• [Assigned task]
What is needed is an exact copy of every record.
- Opening Delimiter -
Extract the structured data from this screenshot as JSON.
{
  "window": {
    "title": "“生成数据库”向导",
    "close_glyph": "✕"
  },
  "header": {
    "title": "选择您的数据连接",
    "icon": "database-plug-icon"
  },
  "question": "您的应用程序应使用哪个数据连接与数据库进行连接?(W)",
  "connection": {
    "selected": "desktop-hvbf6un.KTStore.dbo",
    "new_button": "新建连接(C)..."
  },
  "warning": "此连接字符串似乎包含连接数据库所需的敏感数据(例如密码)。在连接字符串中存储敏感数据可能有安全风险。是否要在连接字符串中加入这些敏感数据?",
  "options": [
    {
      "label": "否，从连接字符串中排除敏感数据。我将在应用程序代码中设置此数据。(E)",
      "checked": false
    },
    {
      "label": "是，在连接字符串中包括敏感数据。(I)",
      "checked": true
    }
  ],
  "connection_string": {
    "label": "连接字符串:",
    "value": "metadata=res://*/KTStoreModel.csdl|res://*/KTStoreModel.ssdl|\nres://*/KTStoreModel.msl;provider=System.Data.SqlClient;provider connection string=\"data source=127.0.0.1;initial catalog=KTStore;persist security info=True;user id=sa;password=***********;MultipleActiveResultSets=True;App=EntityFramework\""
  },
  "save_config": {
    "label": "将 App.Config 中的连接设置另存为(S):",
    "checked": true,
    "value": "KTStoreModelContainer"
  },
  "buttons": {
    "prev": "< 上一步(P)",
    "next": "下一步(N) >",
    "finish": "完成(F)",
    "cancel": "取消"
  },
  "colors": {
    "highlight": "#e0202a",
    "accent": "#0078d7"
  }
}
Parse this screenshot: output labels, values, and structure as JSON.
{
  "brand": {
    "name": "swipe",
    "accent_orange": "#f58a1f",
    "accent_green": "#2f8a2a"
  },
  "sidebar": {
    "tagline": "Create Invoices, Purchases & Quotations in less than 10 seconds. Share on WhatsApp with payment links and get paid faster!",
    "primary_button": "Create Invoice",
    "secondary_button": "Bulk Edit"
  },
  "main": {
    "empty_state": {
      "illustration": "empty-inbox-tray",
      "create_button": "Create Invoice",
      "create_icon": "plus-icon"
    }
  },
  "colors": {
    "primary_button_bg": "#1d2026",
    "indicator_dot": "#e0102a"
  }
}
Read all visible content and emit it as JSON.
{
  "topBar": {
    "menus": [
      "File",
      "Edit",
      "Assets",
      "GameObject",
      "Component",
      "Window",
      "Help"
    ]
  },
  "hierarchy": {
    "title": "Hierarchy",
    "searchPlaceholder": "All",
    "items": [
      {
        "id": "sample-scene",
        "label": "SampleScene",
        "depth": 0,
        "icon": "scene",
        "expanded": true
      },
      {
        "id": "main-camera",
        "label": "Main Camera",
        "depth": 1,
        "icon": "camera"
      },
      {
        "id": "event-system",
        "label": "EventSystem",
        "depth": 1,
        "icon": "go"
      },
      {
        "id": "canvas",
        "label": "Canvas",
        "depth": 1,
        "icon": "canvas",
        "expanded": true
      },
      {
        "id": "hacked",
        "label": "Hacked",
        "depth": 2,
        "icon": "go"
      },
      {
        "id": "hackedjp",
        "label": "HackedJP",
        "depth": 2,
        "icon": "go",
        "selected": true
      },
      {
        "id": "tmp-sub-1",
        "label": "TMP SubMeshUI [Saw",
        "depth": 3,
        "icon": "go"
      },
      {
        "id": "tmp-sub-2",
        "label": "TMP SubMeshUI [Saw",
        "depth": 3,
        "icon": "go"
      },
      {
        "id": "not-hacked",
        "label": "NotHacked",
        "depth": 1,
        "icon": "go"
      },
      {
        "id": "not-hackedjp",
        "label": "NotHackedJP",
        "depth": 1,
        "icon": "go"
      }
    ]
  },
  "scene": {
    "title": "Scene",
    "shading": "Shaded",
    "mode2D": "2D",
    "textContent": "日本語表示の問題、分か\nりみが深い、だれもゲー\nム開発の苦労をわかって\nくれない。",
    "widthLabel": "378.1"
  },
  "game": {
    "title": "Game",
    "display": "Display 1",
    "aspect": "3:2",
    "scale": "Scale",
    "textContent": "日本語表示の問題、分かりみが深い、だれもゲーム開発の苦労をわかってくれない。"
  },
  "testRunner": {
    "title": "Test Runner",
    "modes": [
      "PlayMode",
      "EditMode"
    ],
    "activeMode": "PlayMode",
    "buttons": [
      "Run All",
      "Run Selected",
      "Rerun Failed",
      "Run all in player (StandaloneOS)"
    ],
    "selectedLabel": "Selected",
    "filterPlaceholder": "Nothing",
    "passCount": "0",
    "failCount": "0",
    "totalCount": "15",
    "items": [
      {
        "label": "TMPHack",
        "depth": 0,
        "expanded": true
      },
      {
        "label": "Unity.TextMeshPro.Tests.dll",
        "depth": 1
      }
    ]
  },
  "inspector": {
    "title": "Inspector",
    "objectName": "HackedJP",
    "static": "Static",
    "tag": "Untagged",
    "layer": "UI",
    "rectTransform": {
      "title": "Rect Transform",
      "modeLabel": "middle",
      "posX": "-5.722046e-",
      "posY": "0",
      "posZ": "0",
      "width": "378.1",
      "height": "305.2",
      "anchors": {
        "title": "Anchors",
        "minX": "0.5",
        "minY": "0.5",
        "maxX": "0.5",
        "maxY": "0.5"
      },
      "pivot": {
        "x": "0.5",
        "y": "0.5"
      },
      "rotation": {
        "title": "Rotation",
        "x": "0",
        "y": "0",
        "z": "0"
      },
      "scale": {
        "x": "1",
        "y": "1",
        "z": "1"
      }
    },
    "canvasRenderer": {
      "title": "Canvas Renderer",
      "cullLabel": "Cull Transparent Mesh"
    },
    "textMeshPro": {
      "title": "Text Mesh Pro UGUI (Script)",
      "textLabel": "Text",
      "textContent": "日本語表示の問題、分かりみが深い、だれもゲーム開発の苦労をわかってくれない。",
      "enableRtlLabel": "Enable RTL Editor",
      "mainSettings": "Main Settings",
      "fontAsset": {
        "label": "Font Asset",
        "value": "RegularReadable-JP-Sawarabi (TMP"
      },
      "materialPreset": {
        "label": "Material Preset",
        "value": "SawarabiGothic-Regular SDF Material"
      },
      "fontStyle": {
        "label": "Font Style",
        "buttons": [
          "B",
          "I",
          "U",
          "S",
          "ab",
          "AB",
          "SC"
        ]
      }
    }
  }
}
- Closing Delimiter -
• [Solution]
Extract the structured data from this screenshot as JSON.
{
  "window": {
    "title": "“生成数据库”向导",
    "close_glyph": "✕"
  },
  "header": {
    "title": "选择您的数据连接",
    "icon": "database-plug-icon"
  },
  "question": "您的应用程序应使用哪个数据连接与数据库进行连接?(W)",
  "connection": {
    "selected": "desktop-hvbf6un.KTStore.dbo",
    "new_button": "新建连接(C)..."
  },
  "warning": "此连接字符串似乎包含连接数据库所需的敏感数据(例如密码)。在连接字符串中存储敏感数据可能有安全风险。是否要在连接字符串中加入这些敏感数据?",
  "options": [
    {
      "label": "否，从连接字符串中排除敏感数据。我将在应用程序代码中设置此数据。(E)",
      "checked": false
    },
    {
      "label": "是，在连接字符串中包括敏感数据。(I)",
      "checked": true
    }
  ],
  "connection_string": {
    "label": "连接字符串:",
    "value": "metadata=res://*/KTStoreModel.csdl|res://*/KTStoreModel.ssdl|\nres://*/KTStoreModel.msl;provider=System.Data.SqlClient;provider connection string=\"data source=127.0.0.1;initial catalog=KTStore;persist security info=True;user id=sa;password=***********;MultipleActiveResultSets=True;App=EntityFramework\""
  },
  "save_config": {
    "label": "将 App.Config 中的连接设置另存为(S):",
    "checked": true,
    "value": "KTStoreModelContainer"
  },
  "buttons": {
    "prev": "< 上一步(P)",
    "next": "下一步(N) >",
    "finish": "完成(F)",
    "cancel": "取消"
  },
  "colors": {
    "highlight": "#e0202a",
    "accent": "#0078d7"
  }
}
Parse this screenshot: output labels, values, and structure as JSON.
{
  "brand": {
    "name": "swipe",
    "accent_orange": "#f58a1f",
    "accent_green": "#2f8a2a"
  },
  "sidebar": {
    "tagline": "Create Invoices, Purchases & Quotations in less than 10 seconds. Share on WhatsApp with payment links and get paid faster!",
    "primary_button": "Create Invoice",
    "secondary_button": "Bulk Edit"
  },
  "main": {
    "empty_state": {
      "illustration": "empty-inbox-tray",
      "create_button": "Create Invoice",
      "create_icon": "plus-icon"
    }
  },
  "colors": {
    "primary_button_bg": "#1d2026",
    "indicator_dot": "#e0102a"
  }
}
Read all visible content and emit it as JSON.
{
  "topBar": {
    "menus": [
      "File",
      "Edit",
      "Assets",
      "GameObject",
      "Component",
      "Window",
      "Help"
    ]
  },
  "hierarchy": {
    "title": "Hierarchy",
    "searchPlaceholder": "All",
    "items": [
      {
        "id": "sample-scene",
        "label": "SampleScene",
        "depth": 0,
        "icon": "scene",
        "expanded": true
      },
      {
        "id": "main-camera",
        "label": "Main Camera",
        "depth": 1,
        "icon": "camera"
      },
      {
        "id": "event-system",
        "label": "EventSystem",
        "depth": 1,
        "icon": "go"
      },
      {
        "id": "canvas",
        "label": "Canvas",
        "depth": 1,
        "icon": "canvas",
        "expanded": true
      },
      {
        "id": "hacked",
        "label": "Hacked",
        "depth": 2,
        "icon": "go"
      },
      {
        "id": "hackedjp",
        "label": "HackedJP",
        "depth": 2,
        "icon": "go",
        "selected": true
      },
      {
        "id": "tmp-sub-1",
        "label": "TMP SubMeshUI [Saw",
        "depth": 3,
        "icon": "go"
      },
      {
        "id": "tmp-sub-2",
        "label": "TMP SubMeshUI [Saw",
        "depth": 3,
        "icon": "go"
      },
      {
        "id": "not-hacked",
        "label": "NotHacked",
        "depth": 1,
        "icon": "go"
      },
      {
        "id": "not-hackedjp",
        "label": "NotHackedJP",
        "depth": 1,
        "icon": "go"
      }
    ]
  },
  "scene": {
    "title": "Scene",
    "shading": "Shaded",
    "mode2D": "2D",
    "textContent": "日本語表示の問題、分か\nりみが深い、だれもゲー\nム開発の苦労をわかって\nくれない。",
    "widthLabel": "378.1"
  },
  "game": {
    "title": "Game",
    "display": "Display 1",
    "aspect": "3:2",
    "scale": "Scale",
    "textContent": "日本語表示の問題、分かりみが深い、だれもゲーム開発の苦労をわかってくれない。"
  },
  "testRunner": {
    "title": "Test Runner",
    "modes": [
      "PlayMode",
      "EditMode"
    ],
    "activeMode": "PlayMode",
    "buttons": [
      "Run All",
      "Run Selected",
      "Rerun Failed",
      "Run all in player (StandaloneOS)"
    ],
    "selectedLabel": "Selected",
    "filterPlaceholder": "Nothing",
    "passCount": "0",
    "failCount": "0",
    "totalCount": "15",
    "items": [
      {
        "label": "TMPHack",
        "depth": 0,
        "expanded": true
      },
      {
        "label": "Unity.TextMeshPro.Tests.dll",
        "depth": 1
      }
    ]
  },
  "inspector": {
    "title": "Inspector",
    "objectName": "HackedJP",
    "static": "Static",
    "tag": "Untagged",
    "layer": "UI",
    "rectTransform": {
      "title": "Rect Transform",
      "modeLabel": "middle",
      "posX": "-5.722046e-",
      "posY": "0",
      "posZ": "0",
      "width": "378.1",
      "height": "305.2",
      "anchors": {
        "title": "Anchors",
        "minX": "0.5",
        "minY": "0.5",
        "maxX": "0.5",
        "maxY": "0.5"
      },
      "pivot": {
        "x": "0.5",
        "y": "0.5"
      },
      "rotation": {
        "title": "Rotation",
        "x": "0",
        "y": "0",
        "z": "0"
      },
      "scale": {
        "x": "1",
        "y": "1",
        "z": "1"
      }
    },
    "canvasRenderer": {
      "title": "Canvas Renderer",
      "cullLabel": "Cull Transparent Mesh"
    },
    "textMeshPro": {
      "title": "Text Mesh Pro UGUI (Script)",
      "textLabel": "Text",
      "textContent": "日本語表示の問題、分かりみが深い、だれもゲーム開発の苦労をわかってくれない。",
      "enableRtlLabel": "Enable RTL Editor",
      "mainSettings": "Main Settings",
      "fontAsset": {
        "label": "Font Asset",
        "value": "RegularReadable-JP-Sawarabi (TMP"
      },
      "materialPreset": {
        "label": "Material Preset",
        "value": "SawarabiGothic-Regular SDF Material"
      },
      "fontStyle": {
        "label": "Font Style",
        "buttons": [
          "B",
          "I",
          "U",
          "S",
          "ab",
          "AB",
          "SC"
        ]
      }
    }
  }
}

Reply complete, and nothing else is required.